# How exactly does the *full* multigrid algorithm run?

So I understand (or at least I believe I do) how a V-cycle runs. I've written in Matlab the 1-D, recursive version of a V-cycle. However, when I ran my code for FMG, my solution wasn't converging. I believe my trouble lies in my understanding of the actual FMG part. What I currently know is this:

1. Just prior to the FMG Interpolation, I've relaxed my solution $u$
2. Interpolate both the error and $u$ (?)
3. Execute a 2-grid v-cycle, passing the error into the v-cycle (?)
4. Relax the error (on the 2nd coarsest grid)
5. Interpolate $u$ and the error
6. Update $u$ by adding the error to it.
7. Run a v-cycle, then repeat from step 4.

I'm not sure about the order, but I could also be wrong about what exactly I interpolate and pass into my v-cycle. If I'm missing anything from the algorithm, please let me know.

Where did you come up with interpolating the "error"? (And how do you measure the error?)

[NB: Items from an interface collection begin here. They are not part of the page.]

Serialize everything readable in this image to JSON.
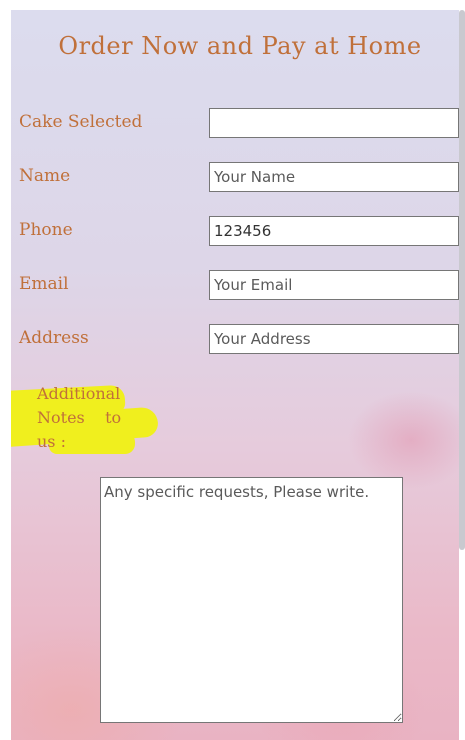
{
  "form": {
    "title": "Order Now and Pay at Home",
    "fields": [
      {
        "label": "Cake Selected",
        "value": "",
        "placeholder": ""
      },
      {
        "label": "Name",
        "value": "",
        "placeholder": "Your Name"
      },
      {
        "label": "Phone",
        "value": "123456",
        "placeholder": ""
      },
      {
        "label": "Email",
        "value": "",
        "placeholder": "Your Email"
      },
      {
        "label": "Address",
        "value": "",
        "placeholder": "Your Address"
      }
    ],
    "notes": {
      "label_lines": [
        "Additional",
        "Notes    to",
        "us :"
      ],
      "placeholder": "Any specific requests, Please write.",
      "value": ""
    }
  },
  "colors": {
    "label": "#c0703a",
    "highlight": "#f0ef1e"
  }
}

On the first visit to a finer grid, the entire solution $u$ must be interpolated, ideally using a higher order operator (e.g., postprocessed/reconstructed solution for FEM). This FMG interpolation is $u^h \gets \mathbb{I}_H^h u^H$. (It's okay to use the a normal interpolation $\mathbb{I}_h^H = I_h^H$, but this typically gives up some efficiency, at least for smooth problems.)

After FMG interpolation, you just apply one or more V-cycles (or W-cycles, etc). (Make sure to run at least one smoother before restricting.) The most common choices are linear defect correction in which only the residual $r^h = A^h u^h - b^h$ is restricted and the Full Approximation Scheme (FAS) which is a natural for nonlinear problems because it avoids global linearization (e.g, Newton or Picard).

In FAS, the fine grid state is restricted using the state restriction operator $\tilde u^H \gets \hat I_h^H \tilde u^h$. State restriction is not required by linear defect correction multigrid (a convenient attribute). The most common state restrictions are nodal injection (for FD and FE) and coarse cell averages (for FV and mixed FE). Now we can write the FAS coarse grid equation (equally valid for nonlinear $A$) as

$$A^H u^H = \underbrace{I_h^H b^h}_{b^H} + \underbrace{A^H \hat I_h^H \tilde u^h - I_h^H A^h \tilde u^h}_{\tau_h^H}$$

where we have identified the coarse representation of the right hand side, $b^H$, and the additional correction $\tau_h^H$ which represents the influence of the fine grid on the coarse grid equation. Note the property that the restriction of the fine grid solution $u^{h*}$ satisfies the coarse grid equation: $A^H \hat I_h^H u^{h*} = b^H + \tau_h^{H*}$. After solving the coarse grid equation, FAS interpolates the change, leading to an updated fine solution $u^h \gets \tilde u^h + I_H^h (u^H - \hat I_h^H \tilde u^h)$.

• The error was calculated as I computed the residuals on proceeding from the finest to coarsest grid. It's initial approximation per grid is just zero, where it's then relaxed by some iterative method. – AlanH Dec 31 '12 at 22:19
• How does the error (of the initial guess at the solution) play a role in all of this? – AlanH Dec 31 '12 at 22:28
• 1. Error is very different from a residual, and generally not available before convergence (because knowing the error accurately means you also know the solution). MG never moves "error", just residuals, state, and state increments. 2. The FMG initial guess on the fine grid is the interpolation of the solution of the last grid, $u^h \gets \mathbb{I}_H^h u^H$. – Jed Brown Dec 31 '12 at 23:17
• In Briggs' two-grid correction scheme specifically mentions interpolating error from the coarse to fine grid. Not to sound obstinate, but is this somehow different from what you have explained? – AlanH Jan 2 '13 at 17:44
• You have likely mixed up the effect of the iteration on the error with the mechanics of the iteration process. In iterative solvers, we frequently talk about the iteration matrix $T = I - P^{-1}A$ and similar quantities. The error in an iteration behaves as $e_{n+1} = T e_n$, but error can never be evaluated a priori and thus never appears in the iteration. The iteration matrix and discussion of the error is an analysis tool, but error can only be evaluated after convergence. – Jed Brown Jan 2 '13 at 22:50